- Work order:
Write the entries below out again in full. Match every character.

- Records shown:
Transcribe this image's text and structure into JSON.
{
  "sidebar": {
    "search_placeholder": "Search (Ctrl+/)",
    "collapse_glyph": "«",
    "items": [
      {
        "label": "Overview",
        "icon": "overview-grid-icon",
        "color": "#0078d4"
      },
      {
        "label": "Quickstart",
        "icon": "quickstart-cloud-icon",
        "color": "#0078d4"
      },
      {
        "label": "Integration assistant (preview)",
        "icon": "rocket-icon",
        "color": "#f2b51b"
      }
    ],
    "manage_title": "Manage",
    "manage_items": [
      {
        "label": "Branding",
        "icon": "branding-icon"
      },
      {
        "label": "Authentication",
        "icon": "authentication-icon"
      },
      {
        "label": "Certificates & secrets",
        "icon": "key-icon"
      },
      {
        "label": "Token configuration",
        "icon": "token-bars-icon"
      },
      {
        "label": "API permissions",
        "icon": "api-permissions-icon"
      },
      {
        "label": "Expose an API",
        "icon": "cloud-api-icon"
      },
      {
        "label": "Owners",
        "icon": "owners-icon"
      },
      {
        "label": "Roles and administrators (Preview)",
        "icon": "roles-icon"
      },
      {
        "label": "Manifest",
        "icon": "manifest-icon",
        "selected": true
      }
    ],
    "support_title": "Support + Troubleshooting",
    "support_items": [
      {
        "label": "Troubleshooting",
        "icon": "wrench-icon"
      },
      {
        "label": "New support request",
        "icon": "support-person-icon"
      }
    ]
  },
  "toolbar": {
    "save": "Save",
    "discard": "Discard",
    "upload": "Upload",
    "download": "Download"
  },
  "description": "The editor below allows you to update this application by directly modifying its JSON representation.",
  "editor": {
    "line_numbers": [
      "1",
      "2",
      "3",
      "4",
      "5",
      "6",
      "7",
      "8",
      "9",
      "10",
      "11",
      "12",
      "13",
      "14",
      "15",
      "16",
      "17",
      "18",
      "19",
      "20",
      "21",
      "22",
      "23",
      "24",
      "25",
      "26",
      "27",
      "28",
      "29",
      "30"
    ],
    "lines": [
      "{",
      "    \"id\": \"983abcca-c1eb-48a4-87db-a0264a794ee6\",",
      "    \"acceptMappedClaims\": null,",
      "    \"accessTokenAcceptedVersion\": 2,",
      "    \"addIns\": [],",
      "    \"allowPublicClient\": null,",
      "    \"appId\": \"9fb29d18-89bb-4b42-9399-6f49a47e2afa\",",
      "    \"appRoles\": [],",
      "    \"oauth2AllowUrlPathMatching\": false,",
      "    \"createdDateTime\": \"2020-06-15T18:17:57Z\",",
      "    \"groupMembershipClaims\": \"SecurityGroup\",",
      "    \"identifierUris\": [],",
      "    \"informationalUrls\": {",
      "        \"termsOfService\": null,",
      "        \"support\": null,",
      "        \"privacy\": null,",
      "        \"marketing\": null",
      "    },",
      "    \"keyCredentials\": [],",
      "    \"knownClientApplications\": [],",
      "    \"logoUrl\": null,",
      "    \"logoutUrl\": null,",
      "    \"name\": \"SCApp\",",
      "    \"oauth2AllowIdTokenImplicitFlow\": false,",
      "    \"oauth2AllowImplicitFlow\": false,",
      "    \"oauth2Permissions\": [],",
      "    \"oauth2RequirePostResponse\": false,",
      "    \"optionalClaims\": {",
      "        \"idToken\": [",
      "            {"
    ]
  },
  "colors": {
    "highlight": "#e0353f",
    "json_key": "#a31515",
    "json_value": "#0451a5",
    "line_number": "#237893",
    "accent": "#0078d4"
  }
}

- Task output:
Transcribe this image's text and structure into JSON.
{
  "sidebar": {
    "search_placeholder": "Search (Ctrl+/)",
    "collapse_glyph": "«",
    "items": [
      {
        "label": "Overview",
        "icon": "overview-grid-icon",
        "color": "#0078d4"
      },
      {
        "label": "Quickstart",
        "icon": "quickstart-cloud-icon",
        "color": "#0078d4"
      },
      {
        "label": "Integration assistant (preview)",
        "icon": "rocket-icon",
        "color": "#f2b51b"
      }
    ],
    "manage_title": "Manage",
    "manage_items": [
      {
        "label": "Branding",
        "icon": "branding-icon"
      },
      {
        "label": "Authentication",
        "icon": "authentication-icon"
      },
      {
        "label": "Certificates & secrets",
        "icon": "key-icon"
      },
      {
        "label": "Token configuration",
        "icon": "token-bars-icon"
      },
      {
        "label": "API permissions",
        "icon": "api-permissions-icon"
      },
      {
        "label": "Expose an API",
        "icon": "cloud-api-icon"
      },
      {
        "label": "Owners",
        "icon": "owners-icon"
      },
      {
        "label": "Roles and administrators (Preview)",
        "icon": "roles-icon"
      },
      {
        "label": "Manifest",
        "icon": "manifest-icon",
        "selected": true
      }
    ],
    "support_title": "Support + Troubleshooting",
    "support_items": [
      {
        "label": "Troubleshooting",
        "icon": "wrench-icon"
      },
      {
        "label": "New support request",
        "icon": "support-person-icon"
      }
    ]
  },
  "toolbar": {
    "save": "Save",
    "discard": "Discard",
    "upload": "Upload",
    "download": "Download"
  },
  "description": "The editor below allows you to update this application by directly modifying its JSON representation.",
  "editor": {
    "line_numbers": [
      "1",
      "2",
      "3",
      "4",
      "5",
      "6",
      "7",
      "8",
      "9",
      "10",
      "11",
      "12",
      "13",
      "14",
      "15",
      "16",
      "17",
      "18",
      "19",
      "20",
      "21",
      "22",
      "23",
      "24",
      "25",
      "26",
      "27",
      "28",
      "29",
      "30"
    ],
    "lines": [
      "{",
      "    \"id\": \"983abcca-c1eb-48a4-87db-a0264a794ee6\",",
      "    \"acceptMappedClaims\": null,",
      "    \"accessTokenAcceptedVersion\": 2,",
      "    \"addIns\": [],",
      "    \"allowPublicClient\": null,",
      "    \"appId\": \"9fb29d18-89bb-4b42-9399-6f49a47e2afa\",",
      "    \"appRoles\": [],",
      "    \"oauth2AllowUrlPathMatching\": false,",
      "    \"createdDateTime\": \"2020-06-15T18:17:57Z\",",
      "    \"groupMembershipClaims\": \"SecurityGroup\",",
      "    \"identifierUris\": [],",
      "    \"informationalUrls\": {",
      "        \"termsOfService\": null,",
      "        \"support\": null,",
      "        \"privacy\": null,",
      "        \"marketing\": null",
      "    },",
      "    \"keyCredentials\": [],",
      "    \"knownClientApplications\": [],",
      "    \"logoUrl\": null,",
      "    \"logoutUrl\": null,",
      "    \"name\": \"SCApp\",",
      "    \"oauth2AllowIdTokenImplicitFlow\": false,",
      "    \"oauth2AllowImplicitFlow\": false,",
      "    \"oauth2Permissions\": [],",
      "    \"oauth2RequirePostResponse\": false,",
      "    \"optionalClaims\": {",
      "        \"idToken\": [",
      "            {"
    ]
  },
  "colors": {
    "highlight": "#e0353f",
    "json_key": "#a31515",
    "json_value": "#0451a5",
    "line_number": "#237893",
    "accent": "#0078d4"
  }
}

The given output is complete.